Bad eating habits: Many teenagers eat alone while watching TV or communicate with friends via whatsapp. Lack of fixed schedules and parental supervision of what they eat increase the likelihood of developing an eating disorder.
Poor communication with parents: Knowing their children’s concerns, tastes, and circle of friends can help prevent this type of disorder or detect it at an early stage.
In compulsive anorexia, two subtypes can be distinguished:
Restrictive subtype: weight reduction is achieved by dieting or intense physical exercise and the patient does not resort to overeating, binge eating or purging.
Bulimic subtype: The patient resorts to purging even if he has ingested a small amount of food.
Anorexia nervosa is usually diagnosed based on severe weight loss and characteristic psychological symptoms. The typical anorexic is an adolescent who has lost at least 15 percent of her body weight, fears obesity, has stopped menstruating, denies being sick, and appears healthy.

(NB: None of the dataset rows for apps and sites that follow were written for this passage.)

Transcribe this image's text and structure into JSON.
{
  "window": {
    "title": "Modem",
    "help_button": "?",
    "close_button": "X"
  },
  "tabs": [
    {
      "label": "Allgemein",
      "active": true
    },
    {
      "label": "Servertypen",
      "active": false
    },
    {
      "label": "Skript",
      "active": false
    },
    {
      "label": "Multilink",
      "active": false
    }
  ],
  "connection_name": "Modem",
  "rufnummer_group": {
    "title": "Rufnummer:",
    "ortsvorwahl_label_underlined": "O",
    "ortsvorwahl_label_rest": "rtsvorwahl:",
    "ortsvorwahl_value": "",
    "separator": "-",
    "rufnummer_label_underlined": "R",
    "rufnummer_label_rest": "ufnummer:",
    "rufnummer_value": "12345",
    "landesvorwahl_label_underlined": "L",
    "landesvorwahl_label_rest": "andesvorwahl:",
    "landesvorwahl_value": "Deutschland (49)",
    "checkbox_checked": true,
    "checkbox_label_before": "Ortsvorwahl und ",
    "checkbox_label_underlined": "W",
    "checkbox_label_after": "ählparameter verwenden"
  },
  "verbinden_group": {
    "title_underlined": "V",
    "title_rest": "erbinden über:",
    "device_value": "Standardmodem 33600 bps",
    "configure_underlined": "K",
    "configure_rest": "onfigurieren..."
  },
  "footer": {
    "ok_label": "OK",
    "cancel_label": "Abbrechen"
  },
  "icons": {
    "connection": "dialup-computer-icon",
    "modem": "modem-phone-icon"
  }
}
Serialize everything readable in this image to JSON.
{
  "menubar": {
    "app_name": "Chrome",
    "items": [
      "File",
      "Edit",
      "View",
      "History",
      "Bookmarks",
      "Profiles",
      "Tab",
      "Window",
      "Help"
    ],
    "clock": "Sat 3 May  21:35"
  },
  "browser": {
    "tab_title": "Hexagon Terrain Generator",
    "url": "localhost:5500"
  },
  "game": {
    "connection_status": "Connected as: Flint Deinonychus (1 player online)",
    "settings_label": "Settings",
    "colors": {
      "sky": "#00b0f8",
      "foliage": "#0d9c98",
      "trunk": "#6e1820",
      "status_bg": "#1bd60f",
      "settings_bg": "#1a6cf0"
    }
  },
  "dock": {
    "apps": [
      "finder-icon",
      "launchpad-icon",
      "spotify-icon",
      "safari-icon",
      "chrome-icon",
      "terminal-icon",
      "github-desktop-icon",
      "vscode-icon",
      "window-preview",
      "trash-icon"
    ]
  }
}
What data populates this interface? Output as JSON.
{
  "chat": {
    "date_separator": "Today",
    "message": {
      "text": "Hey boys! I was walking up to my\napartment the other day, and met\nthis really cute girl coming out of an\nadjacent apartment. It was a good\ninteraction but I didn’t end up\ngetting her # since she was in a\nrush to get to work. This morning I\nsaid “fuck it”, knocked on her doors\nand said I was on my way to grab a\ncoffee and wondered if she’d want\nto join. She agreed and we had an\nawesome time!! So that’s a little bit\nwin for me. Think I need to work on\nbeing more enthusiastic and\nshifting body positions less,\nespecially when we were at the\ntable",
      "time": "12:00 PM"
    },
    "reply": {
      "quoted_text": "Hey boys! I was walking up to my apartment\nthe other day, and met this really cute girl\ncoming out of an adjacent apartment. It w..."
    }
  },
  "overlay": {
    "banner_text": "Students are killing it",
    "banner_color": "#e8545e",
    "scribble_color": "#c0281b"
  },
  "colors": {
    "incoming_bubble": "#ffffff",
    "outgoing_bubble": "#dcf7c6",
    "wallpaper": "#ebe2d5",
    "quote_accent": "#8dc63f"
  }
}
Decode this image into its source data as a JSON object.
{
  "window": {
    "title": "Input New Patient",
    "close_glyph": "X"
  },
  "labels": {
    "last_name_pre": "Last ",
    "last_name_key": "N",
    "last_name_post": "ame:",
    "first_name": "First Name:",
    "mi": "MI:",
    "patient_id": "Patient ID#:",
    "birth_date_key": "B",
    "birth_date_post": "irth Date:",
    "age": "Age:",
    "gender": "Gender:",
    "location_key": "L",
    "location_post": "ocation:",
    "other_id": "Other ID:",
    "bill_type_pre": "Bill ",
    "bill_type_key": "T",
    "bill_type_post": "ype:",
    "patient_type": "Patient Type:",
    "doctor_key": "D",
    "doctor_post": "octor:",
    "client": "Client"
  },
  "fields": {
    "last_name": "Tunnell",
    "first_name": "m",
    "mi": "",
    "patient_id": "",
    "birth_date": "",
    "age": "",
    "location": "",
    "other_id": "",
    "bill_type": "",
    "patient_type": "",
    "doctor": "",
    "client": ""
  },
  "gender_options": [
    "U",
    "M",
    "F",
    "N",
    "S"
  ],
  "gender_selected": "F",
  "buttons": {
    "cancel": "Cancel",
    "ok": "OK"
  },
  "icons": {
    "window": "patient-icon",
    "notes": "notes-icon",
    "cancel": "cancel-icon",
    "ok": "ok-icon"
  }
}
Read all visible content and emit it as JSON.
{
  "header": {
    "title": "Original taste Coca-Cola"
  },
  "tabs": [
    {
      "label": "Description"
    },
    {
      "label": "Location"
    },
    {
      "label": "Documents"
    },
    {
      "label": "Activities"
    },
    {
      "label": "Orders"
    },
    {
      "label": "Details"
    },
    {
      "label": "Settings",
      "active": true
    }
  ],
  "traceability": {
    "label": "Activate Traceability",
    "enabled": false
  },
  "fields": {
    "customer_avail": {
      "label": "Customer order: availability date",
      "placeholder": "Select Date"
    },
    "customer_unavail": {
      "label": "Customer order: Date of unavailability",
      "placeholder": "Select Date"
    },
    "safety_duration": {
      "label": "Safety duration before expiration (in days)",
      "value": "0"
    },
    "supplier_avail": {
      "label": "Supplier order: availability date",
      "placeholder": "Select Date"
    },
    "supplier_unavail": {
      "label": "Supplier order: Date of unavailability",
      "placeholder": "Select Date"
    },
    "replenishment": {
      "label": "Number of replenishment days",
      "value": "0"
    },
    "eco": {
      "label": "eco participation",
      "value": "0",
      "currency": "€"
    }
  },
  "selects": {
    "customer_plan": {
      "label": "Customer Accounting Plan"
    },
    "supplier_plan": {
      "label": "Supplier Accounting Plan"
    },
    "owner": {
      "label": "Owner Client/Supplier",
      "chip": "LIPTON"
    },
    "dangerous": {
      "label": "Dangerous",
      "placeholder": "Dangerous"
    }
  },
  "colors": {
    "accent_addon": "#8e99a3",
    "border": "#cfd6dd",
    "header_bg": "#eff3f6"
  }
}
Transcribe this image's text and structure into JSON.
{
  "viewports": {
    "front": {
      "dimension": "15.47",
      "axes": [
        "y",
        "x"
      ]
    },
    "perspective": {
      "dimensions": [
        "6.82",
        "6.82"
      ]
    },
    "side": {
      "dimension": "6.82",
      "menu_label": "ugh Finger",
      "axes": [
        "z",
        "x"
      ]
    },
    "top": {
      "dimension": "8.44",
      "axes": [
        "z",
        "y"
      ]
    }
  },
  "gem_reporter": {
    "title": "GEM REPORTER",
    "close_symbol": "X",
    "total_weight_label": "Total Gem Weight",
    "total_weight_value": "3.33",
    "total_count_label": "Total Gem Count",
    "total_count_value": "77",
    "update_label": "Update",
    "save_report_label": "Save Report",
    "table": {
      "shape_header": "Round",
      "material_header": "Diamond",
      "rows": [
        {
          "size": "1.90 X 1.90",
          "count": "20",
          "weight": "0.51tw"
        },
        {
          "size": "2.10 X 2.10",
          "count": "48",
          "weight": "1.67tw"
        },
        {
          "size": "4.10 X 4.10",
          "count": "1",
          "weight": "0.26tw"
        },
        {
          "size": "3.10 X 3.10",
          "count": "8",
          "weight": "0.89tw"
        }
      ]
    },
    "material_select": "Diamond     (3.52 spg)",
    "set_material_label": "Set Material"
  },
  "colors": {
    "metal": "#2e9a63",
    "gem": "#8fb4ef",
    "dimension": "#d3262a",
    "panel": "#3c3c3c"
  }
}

The overall objectives of the treatment are the correction of malnutrition and psychological disorders of the patient. First of all, the aim is to achieve rapid weight gain and the recovery of eating habits, as this can lead to an increased risk of death. However, full recovery of body weight is not synonymous with cure. Anorexia is a psychiatric disease and should be treated as such. Treatment should be based on three aspects:
Early detection of the disease: knowledge of the symptoms by primary care physicians and of the protocols that set the criteria that the physician must observe.
Coordination between the health services involved: psychiatry, endocrinology and paediatrics.
Outpatient follow-up once the patient has been discharged, with regular visits. Hospitalizations are usually prolonged, which means a disconnection from the environment that can harm the normal development of the adolescent. For this reason, outpatient treatments are advisable whenever possible.
Admission to a medical centre is necessary when:
Malnutrition is very serious and there are alterations in the vital signs.
When family relationships are unsustainable and it is better to isolate the patient.
This is how treatment begins with feedback, which can sometimes cause digestive discomfort, as the body is not used to eating food. With time, the biological situation is restored and menstruation returns. Then begins the psychological treatment, which attempts to restructure rational ideas, eliminate misperception of the body, improve self-esteem, and develop social and communication skills between the patient and his environment. The family must take an active part in the treatment because sometimes the triggering factor of the illness is in its bosom and, in addition, the recovery is inevitably prolonged in the home.